→ **Data listing**:
- Opening Delimiter -

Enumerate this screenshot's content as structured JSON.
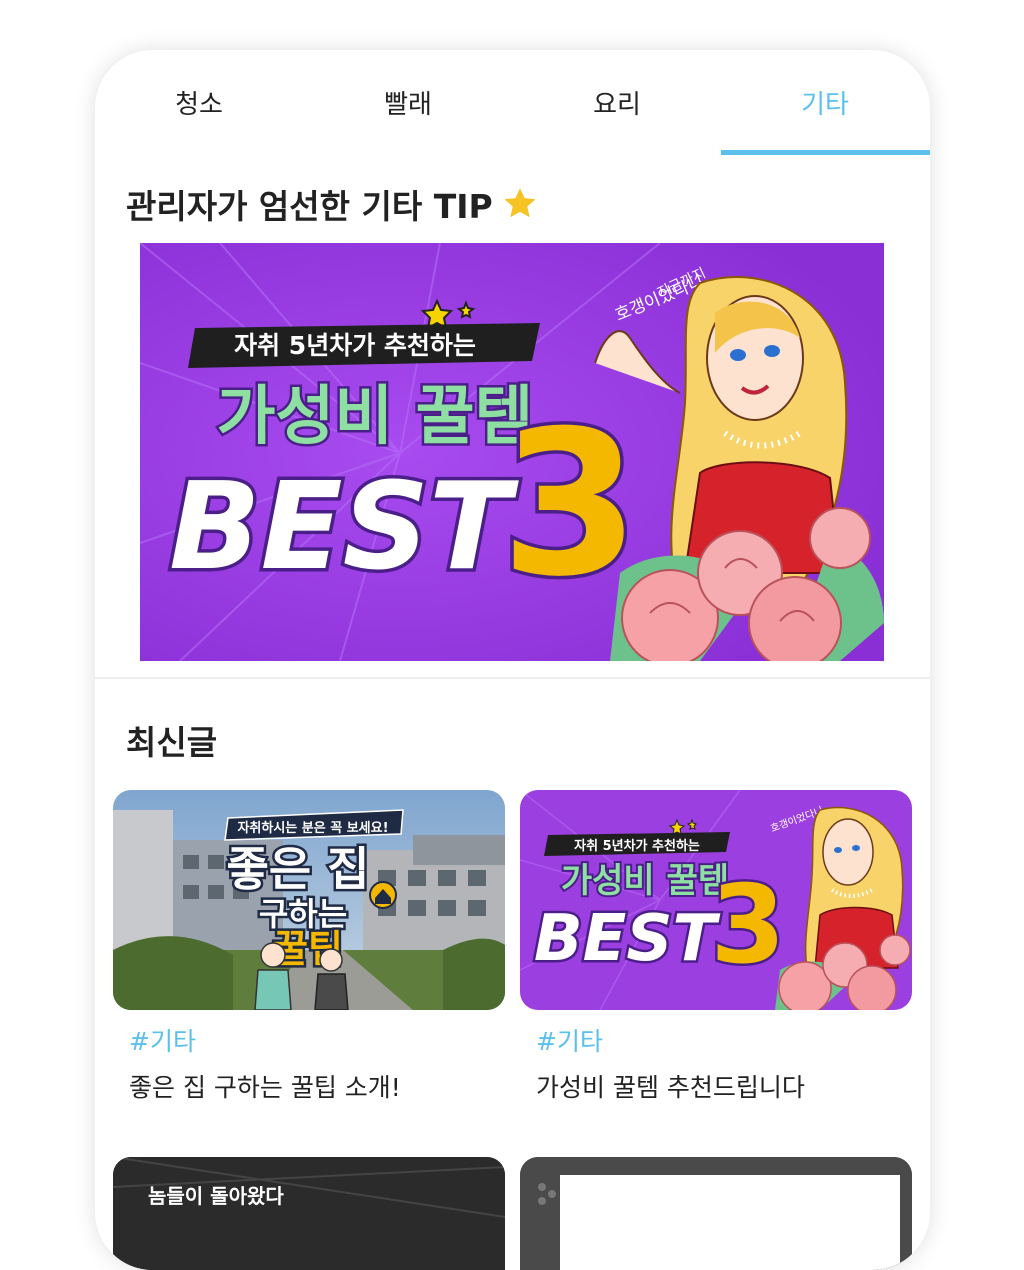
{
  "tabs": [
    {
      "label": "청소"
    },
    {
      "label": "빨래"
    },
    {
      "label": "요리"
    },
    {
      "label": "기타"
    }
  ],
  "active_tab_color": "#5bc0eb",
  "featured": {
    "title": "관리자가 엄선한 기타 TIP",
    "title_icon": "star-icon",
    "banner": {
      "ribbon": "자취 5년차가 추천하는",
      "headline": "가성비 꿀템",
      "big": "BEST",
      "number": "3",
      "handwriting_line1": "지금까지",
      "handwriting_line2": "호갱이었다니"
    }
  },
  "latest": {
    "title": "최신글",
    "posts": [
      {
        "tag": "#기타",
        "title": "좋은 집 구하는 꿀팁 소개!",
        "thumb_top": "자취하시는 분은 꼭 보세요!",
        "thumb_line1": "좋은 집",
        "thumb_line2": "구하는",
        "thumb_line3": "꿀팁"
      },
      {
        "tag": "#기타",
        "title": "가성비 꿀템 추천드립니다",
        "thumb_ribbon": "자취 5년차가 추천하는",
        "thumb_headline": "가성비 꿀템",
        "thumb_big": "BEST",
        "thumb_number": "3",
        "thumb_hand": "호갱이었다니"
      }
    ],
    "more_preview_text": "놈들이 돌아왔다"
  },
  "colors": {
    "banner_purple": "#9c3fe0",
    "mint_text": "#8ee0a2",
    "gold": "#f5b800"
  }
}
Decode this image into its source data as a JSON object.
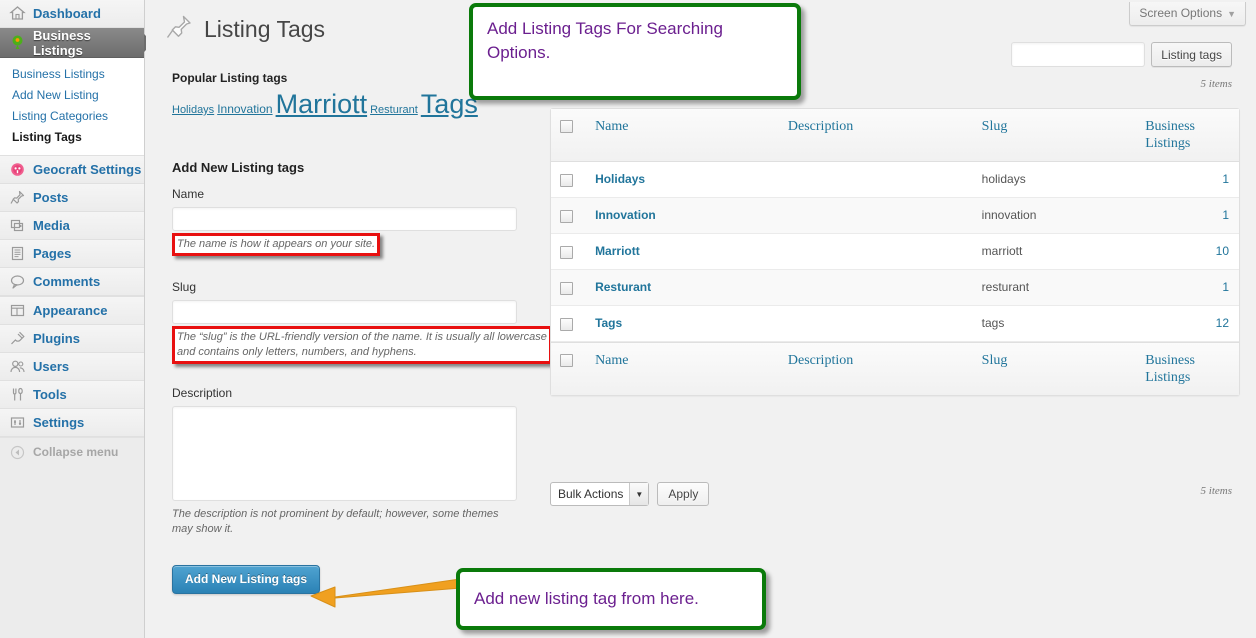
{
  "sidebar": {
    "items": [
      {
        "label": "Dashboard",
        "icon": "dashboard-icon",
        "active": false
      },
      {
        "label": "Business Listings",
        "icon": "business-listings-icon",
        "active": true
      },
      {
        "label": "Geocraft Settings",
        "icon": "geocraft-icon",
        "active": false
      },
      {
        "label": "Posts",
        "icon": "pin-icon",
        "active": false
      },
      {
        "label": "Media",
        "icon": "media-icon",
        "active": false
      },
      {
        "label": "Pages",
        "icon": "pages-icon",
        "active": false
      },
      {
        "label": "Comments",
        "icon": "comments-icon",
        "active": false
      },
      {
        "label": "Appearance",
        "icon": "appearance-icon",
        "active": false
      },
      {
        "label": "Plugins",
        "icon": "plugins-icon",
        "active": false
      },
      {
        "label": "Users",
        "icon": "users-icon",
        "active": false
      },
      {
        "label": "Tools",
        "icon": "tools-icon",
        "active": false
      },
      {
        "label": "Settings",
        "icon": "settings-icon",
        "active": false
      }
    ],
    "submenu": [
      {
        "label": "Business Listings",
        "current": false
      },
      {
        "label": "Add New Listing",
        "current": false
      },
      {
        "label": "Listing Categories",
        "current": false
      },
      {
        "label": "Listing Tags",
        "current": true
      }
    ],
    "collapse_label": "Collapse menu"
  },
  "header": {
    "screen_options_label": "Screen Options",
    "screen_options_caret": "▼",
    "page_title": "Listing Tags"
  },
  "popular": {
    "heading": "Popular Listing tags",
    "tags": [
      {
        "label": "Holidays",
        "size": 11
      },
      {
        "label": "Innovation",
        "size": 12
      },
      {
        "label": "Marriott",
        "size": 27
      },
      {
        "label": "Resturant",
        "size": 11
      },
      {
        "label": "Tags",
        "size": 27
      }
    ]
  },
  "form": {
    "heading": "Add New Listing tags",
    "name_label": "Name",
    "name_value": "",
    "name_help": "The name is how it appears on your site.",
    "slug_label": "Slug",
    "slug_value": "",
    "slug_help": "The “slug” is the URL-friendly version of the name. It is usually all lowercase and contains only letters, numbers, and hyphens.",
    "description_label": "Description",
    "description_value": "",
    "description_help": "The description is not prominent by default; however, some themes may show it.",
    "submit_label": "Add New Listing tags"
  },
  "search": {
    "value": "",
    "button_label": "Listing tags"
  },
  "table": {
    "items_top": "5 items",
    "items_bottom": "5 items",
    "columns": [
      "Name",
      "Description",
      "Slug",
      "Business Listings"
    ],
    "rows": [
      {
        "name": "Holidays",
        "description": "",
        "slug": "holidays",
        "count": "1"
      },
      {
        "name": "Innovation",
        "description": "",
        "slug": "innovation",
        "count": "1"
      },
      {
        "name": "Marriott",
        "description": "",
        "slug": "marriott",
        "count": "10"
      },
      {
        "name": "Resturant",
        "description": "",
        "slug": "resturant",
        "count": "1"
      },
      {
        "name": "Tags",
        "description": "",
        "slug": "tags",
        "count": "12"
      }
    ]
  },
  "bulk": {
    "select_value": "Bulk Actions",
    "select_caret": "▼",
    "apply_label": "Apply"
  },
  "annotations": {
    "top_callout": "Add Listing Tags For Searching Options.",
    "bottom_callout": "Add new listing tag from here."
  },
  "colors": {
    "callout_border": "#0a7a0a",
    "callout_text": "#6b1f8f",
    "annotation_red": "#e81010",
    "arrow_orange": "#f0a020",
    "link_blue": "#21759b",
    "submit_blue": "#2b82b5"
  }
}
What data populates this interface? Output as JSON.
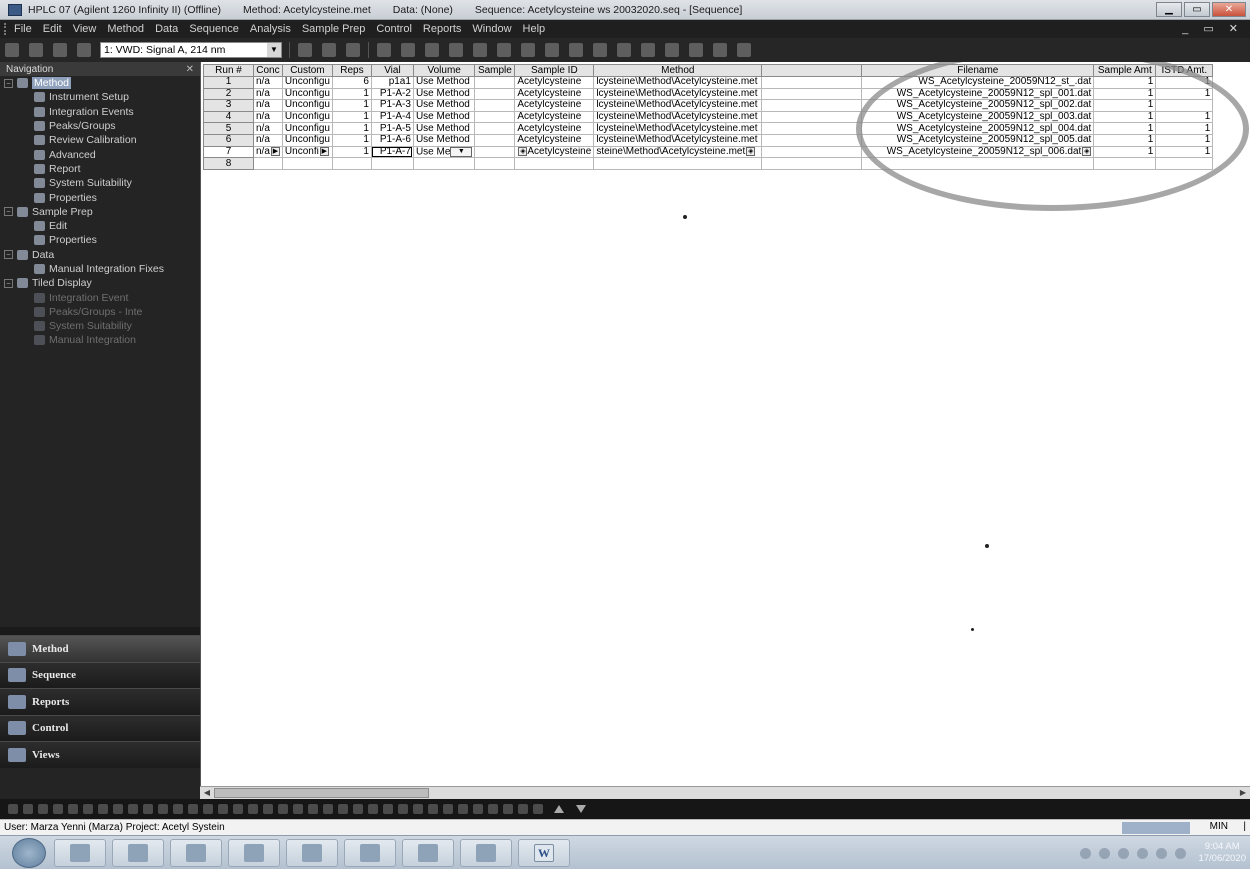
{
  "titlebar": {
    "app": "HPLC 07 (Agilent 1260 Infinity II) (Offline)",
    "method": "Method: Acetylcysteine.met",
    "data": "Data: (None)",
    "sequence": "Sequence: Acetylcysteine ws 20032020.seq - [Sequence]"
  },
  "menu": [
    "File",
    "Edit",
    "View",
    "Method",
    "Data",
    "Sequence",
    "Analysis",
    "Sample Prep",
    "Control",
    "Reports",
    "Window",
    "Help"
  ],
  "toolbar": {
    "signal": "1: VWD: Signal A, 214 nm"
  },
  "navigation": {
    "title": "Navigation",
    "items": [
      {
        "label": "Method",
        "level": 0,
        "expander": "−",
        "selected": true
      },
      {
        "label": "Instrument Setup",
        "level": 2,
        "dim": false
      },
      {
        "label": "Integration Events",
        "level": 2
      },
      {
        "label": "Peaks/Groups",
        "level": 2
      },
      {
        "label": "Review Calibration",
        "level": 2
      },
      {
        "label": "Advanced",
        "level": 2
      },
      {
        "label": "Report",
        "level": 2
      },
      {
        "label": "System Suitability",
        "level": 2
      },
      {
        "label": "Properties",
        "level": 2
      },
      {
        "label": "Sample Prep",
        "level": 0,
        "expander": "−"
      },
      {
        "label": "Edit",
        "level": 2
      },
      {
        "label": "Properties",
        "level": 2
      },
      {
        "label": "Data",
        "level": 0,
        "expander": "−"
      },
      {
        "label": "Manual Integration Fixes",
        "level": 2
      },
      {
        "label": "Tiled Display",
        "level": 0,
        "expander": "−"
      },
      {
        "label": "Integration Event",
        "level": 2,
        "dim": true
      },
      {
        "label": "Peaks/Groups - Inte",
        "level": 2,
        "dim": true
      },
      {
        "label": "System Suitability",
        "level": 2,
        "dim": true
      },
      {
        "label": "Manual Integration",
        "level": 2,
        "dim": true
      }
    ],
    "buttons": [
      "Method",
      "Sequence",
      "Reports",
      "Control",
      "Views"
    ]
  },
  "table": {
    "headers": [
      "Run #",
      "Conc",
      "Custom",
      "Reps",
      "Vial",
      "Volume",
      "Sample",
      "Sample ID",
      "Method",
      "",
      "Filename",
      "Sample Amt",
      "ISTD Amt."
    ],
    "rows": [
      {
        "run": "1",
        "conc": "n/a",
        "custom": "Unconfigu",
        "reps": "6",
        "vial": "p1a1",
        "volume": "Use Method",
        "sample": "",
        "sample_id": "Acetylcysteine",
        "method": "lcysteine\\Method\\Acetylcysteine.met",
        "filename": "WS_Acetylcysteine_20059N12_st_.dat",
        "amt": "1",
        "istd": "1"
      },
      {
        "run": "2",
        "conc": "n/a",
        "custom": "Unconfigu",
        "reps": "1",
        "vial": "P1-A-2",
        "volume": "Use Method",
        "sample": "",
        "sample_id": "Acetylcysteine",
        "method": "lcysteine\\Method\\Acetylcysteine.met",
        "filename": "WS_Acetylcysteine_20059N12_spl_001.dat",
        "amt": "1",
        "istd": "1"
      },
      {
        "run": "3",
        "conc": "n/a",
        "custom": "Unconfigu",
        "reps": "1",
        "vial": "P1-A-3",
        "volume": "Use Method",
        "sample": "",
        "sample_id": "Acetylcysteine",
        "method": "lcysteine\\Method\\Acetylcysteine.met",
        "filename": "WS_Acetylcysteine_20059N12_spl_002.dat",
        "amt": "1",
        "istd": ""
      },
      {
        "run": "4",
        "conc": "n/a",
        "custom": "Unconfigu",
        "reps": "1",
        "vial": "P1-A-4",
        "volume": "Use Method",
        "sample": "",
        "sample_id": "Acetylcysteine",
        "method": "lcysteine\\Method\\Acetylcysteine.met",
        "filename": "WS_Acetylcysteine_20059N12_spl_003.dat",
        "amt": "1",
        "istd": "1"
      },
      {
        "run": "5",
        "conc": "n/a",
        "custom": "Unconfigu",
        "reps": "1",
        "vial": "P1-A-5",
        "volume": "Use Method",
        "sample": "",
        "sample_id": "Acetylcysteine",
        "method": "lcysteine\\Method\\Acetylcysteine.met",
        "filename": "WS_Acetylcysteine_20059N12_spl_004.dat",
        "amt": "1",
        "istd": "1"
      },
      {
        "run": "6",
        "conc": "n/a",
        "custom": "Unconfigu",
        "reps": "1",
        "vial": "P1-A-6",
        "volume": "Use Method",
        "sample": "",
        "sample_id": "Acetylcysteine",
        "method": "lcysteine\\Method\\Acetylcysteine.met",
        "filename": "WS_Acetylcysteine_20059N12_spl_005.dat",
        "amt": "1",
        "istd": "1"
      },
      {
        "run": "7",
        "conc": "n/a",
        "custom": "Unconfi",
        "reps": "1",
        "vial": "P1-A-7",
        "volume": "Use Me",
        "sample": "",
        "sample_id": "Acetylcysteine",
        "method": "steine\\Method\\Acetylcysteine.met",
        "filename": "WS_Acetylcysteine_20059N12_spl_006.dat",
        "amt": "1",
        "istd": "1",
        "editing": true
      },
      {
        "run": "8",
        "conc": "",
        "custom": "",
        "reps": "",
        "vial": "",
        "volume": "",
        "sample": "",
        "sample_id": "",
        "method": "",
        "filename": "",
        "amt": "",
        "istd": ""
      }
    ]
  },
  "status": {
    "user": "User: Marza Yenni (Marza)  Project: Acetyl Systein",
    "mode": "MIN"
  },
  "taskbar": {
    "word_label": "W",
    "time": "9:04 AM",
    "date": "17/06/2020"
  },
  "colors": {
    "annotation_circle": "#8a8a8a",
    "nav_selected": "#8fa0bc",
    "dark_ui": "#242424"
  }
}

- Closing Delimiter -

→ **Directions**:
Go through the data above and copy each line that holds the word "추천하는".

→ **Exercise response**:
      "ribbon": "자취 5년차가 추천하는",
        "thumb_ribbon": "자취 5년차가 추천하는",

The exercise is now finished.